a manicure, ahem...groceries. Instead, budget (there's that word again!!) for consistent payments that equal more than your minimum payment. For example...budget to pay $100 per month, every month on credit card A. If you get a large lump sum of money (a tax refund, for example...kids are great for tax refunds, btw...the little dependents that they are), you have the choice to put some of it on your card, but whether you do or not...you're still making the consistent payments and you have a timeline.
3. Still do *fun* things - You're in debt, you're not dead. If you stop spending money completely on fun little things, first of all - your miserable, and what's the fun in that? Budget for a manicure once every 3 months or a movie night once every so often. What you're avoiding by doing this is a binge buy, where you just can't stand the monotony and the hangnails anymore and all that hard work is gone and your credit cards are maxed out once again. That bonus from work? Use some to pay off the card, use the rest for a trip to Disneyland (why thank you, I think I will!!)

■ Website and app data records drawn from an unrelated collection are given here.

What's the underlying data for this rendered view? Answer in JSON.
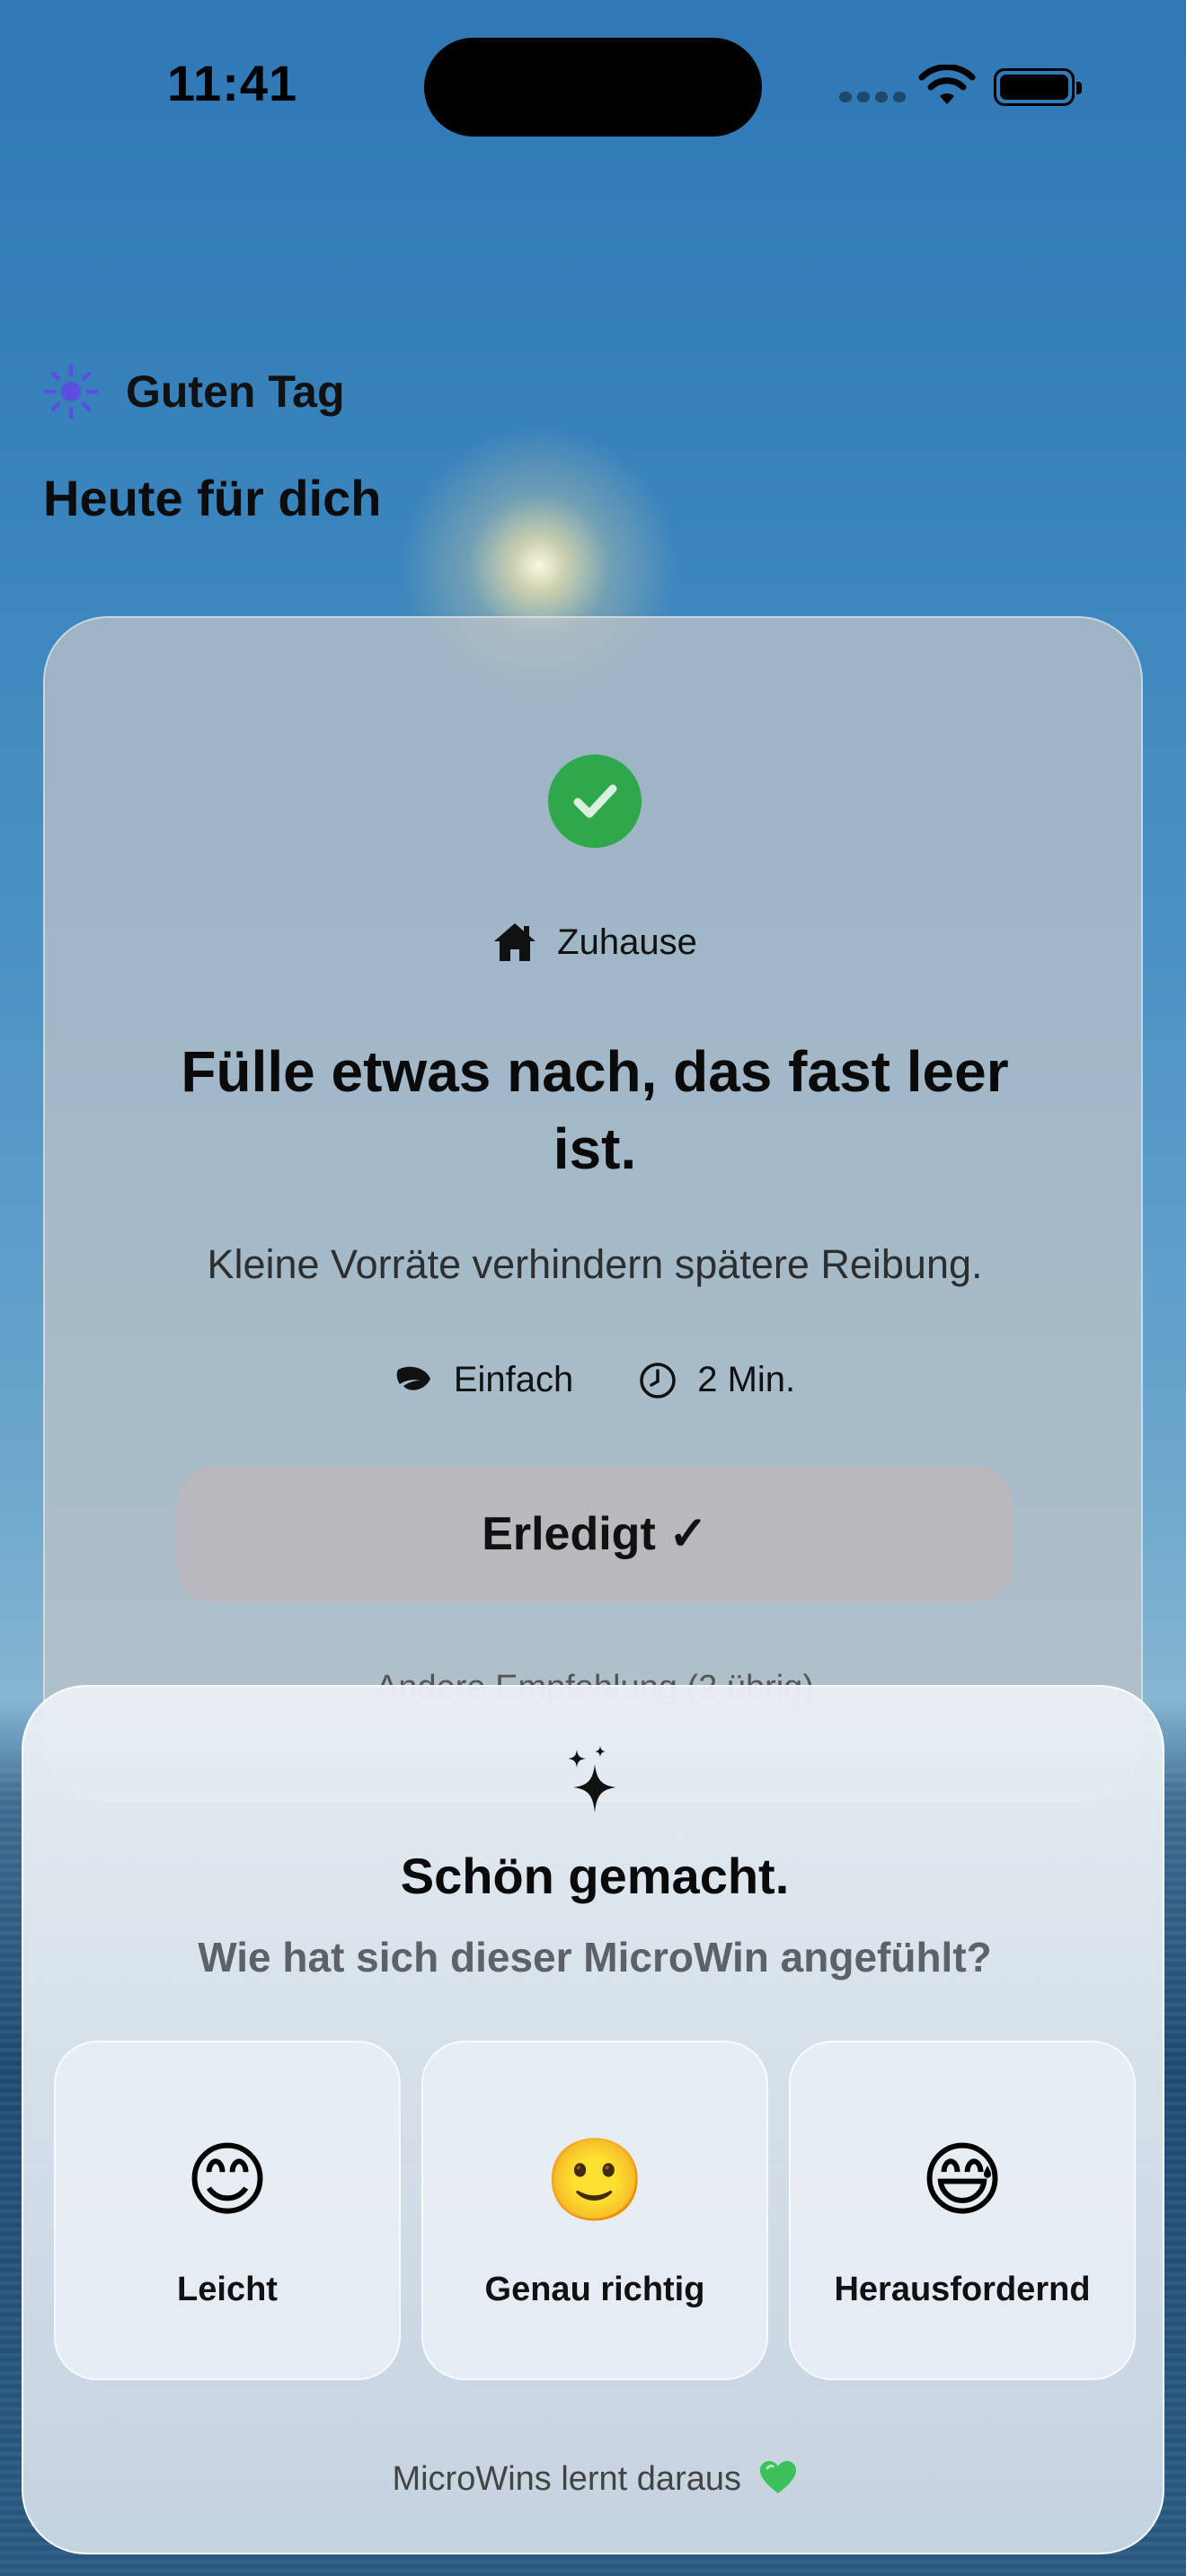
{
  "status_bar": {
    "time": "11:41"
  },
  "header": {
    "greeting": "Guten Tag",
    "title": "Heute für dich"
  },
  "card": {
    "category": "Zuhause",
    "title": "Fülle etwas nach, das fast leer ist.",
    "subtitle": "Kleine Vorräte verhindern spätere Reibung.",
    "difficulty": "Einfach",
    "duration": "2 Min.",
    "done_label": "Erledigt ✓",
    "other_link": "Andere Empfehlung (2 übrig)"
  },
  "feedback": {
    "title": "Schön gemacht.",
    "question": "Wie hat sich dieser MicroWin angefühlt?",
    "options": [
      {
        "emoji": "😊",
        "label": "Leicht"
      },
      {
        "emoji": "🙂",
        "label": "Genau richtig"
      },
      {
        "emoji": "😅",
        "label": "Herausfordernd"
      }
    ],
    "footnote": "MicroWins lernt daraus"
  },
  "colors": {
    "accent_green": "#2ea84a",
    "sun_icon": "#5b4fe0",
    "heart": "#3cc05a"
  },
  "icons": [
    "sun-icon",
    "checkmark-icon",
    "house-icon",
    "leaf-icon",
    "clock-icon",
    "sparkle-icon",
    "heart-icon",
    "wifi-icon",
    "battery-icon"
  ]
}
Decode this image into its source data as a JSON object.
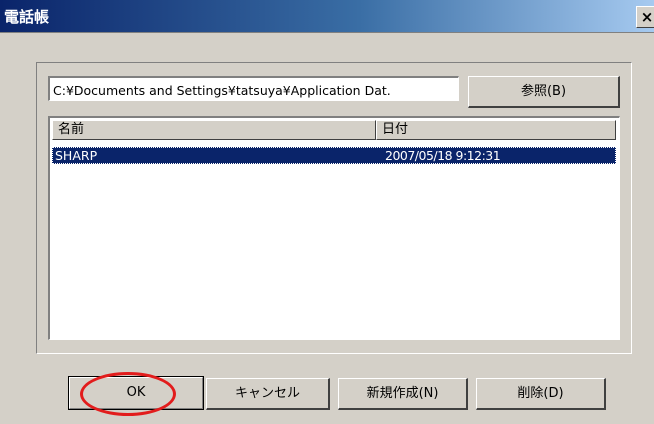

4. Put your credit cards on ice - Literally. Put them in a block of ice. It's impossible to use it if it's sitting frozen in your freezer. The principle behind this is that you either have to chip the ice away or wait for it to melt to use it, and hopefully by then you've talked yourself out of the purchase. Or give it to a family member...me, I gave it to my mother...to hold onto it so you do not spend it. Of course, this means you have to close your paypal account and remove all on-line accounts that you could spend on impulse.
5. Learn to say "No" - Willpower. Rationalize the purchase. Do I really need this? $250.00 can feed a healthy adult for a month, $100.00 for a child. If you're spending much more than that, evaluate what you're buying. Healthy food or junk? How much food are you wasting or throwing away? Do you need the two tubs of ice cream? Will one suffice?
I'll continue to blog about my debt management. Will I need to go back in six months and consolidate the credit cards and lose them all together? Will I gain the will power to do it on my own? Oh, the suspense is KILLING me...
Hopefully, I'm not just getting myself out of debt. Hopefully, I'm also giving my son a healthy respect for money, and teaching him how to respect money and finances. Fingers crossed.